This is not an easy area and mandatory pension contributions can be misinterpreted as additional taxation. However, saying this is like saying PRSI contributions should not have been made mandatory. PRSI contributions are mandatory and nobody in the country would put his hand up and ask that they be made voluntary. I am determined to keep the options of mandatory and quasi-mandatory pensions on the table as we engage in the Green Paper process. Meanwhile, we will consider other proposals, for example, the suggestion by the Pensions Board that we should have an SSIA-type system rather than tax reliefs. This was one of the major proposals and we are continuing to make good progress in examining it.
That means we will have a debate on this issue and have the options before us. However, we already have the options before us in that the Pensions Board has issued two reports and there was an intense media debate on the issue. We now need concrete proposals from the Government. We have had many discussions, debates and reports but no action.

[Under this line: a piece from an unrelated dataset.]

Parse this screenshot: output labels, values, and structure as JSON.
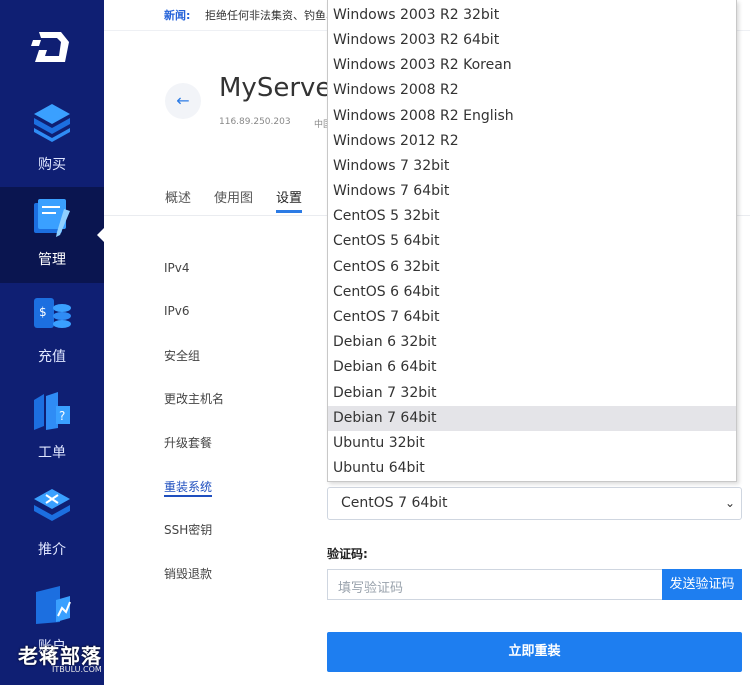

Is it correct that 53% of Irish women have no private pension coverage, as the Minister suggested, and that 43% of men have no such coverage? While the Minister is fiddling with all the reports, this issue is continuing to feature. When will we see action? The Minister has issued many press releases on the subject. How serious is he taking it? How serious is the so-called pensions time bomb for workers or is it all a mirage?
A very serious issue is developing with regard to pensions and, as far as I understand the matter, the figures the Deputy has mentioned are correct. One solution is to ignore the problem and allow all the tax breaks to benefit the top 20% or 30% of earners, who are benefiting from them at present. Another solution is to hype the voluntary system, perhaps by turning tax breaks into cash breaks, to see whether it will attract more people thereto. The third system is to consider a more quasi-mandatory or mandatory system. By "quasi-mandatory", I mean a system in which people are enrolled automatically but can opt out.
I have decided to engage in a process with regard to the latter option because, as I said from the beginning, one needs to bring the country with one on an issue such as this. No Government would impose a mandatory pensions system without securing consensus in the political and financial systems. I am trying to build such consensus. We have largely done so and pensions have reached the top of the agenda in the national pay talks, the media and this House. The first priority question today, for example, concerned pensions and it is therefore obvious that the issue has reached the top of the agenda.
The next stage in the process is to combine all the research in a Green Paper and try to elicit from the parties opposite their views thereon. I saw a Fine Gael press release that opposed mandatory pensions and expressed a preference for the SSIA-type route. In calmer times, when we are not considering the matter in light of the forthcoming election, Deputy Stanton might revisit that statement. Being in favour of mandatory pensions probably does not represent a very popular election platform, but it will surely be popular in 20 or 30 years among the 500,000 women without pension coverage, about whom we have spoken many times in the House. At that stage, they will not care who wins the next election — all they will care about is whether we did the right thing.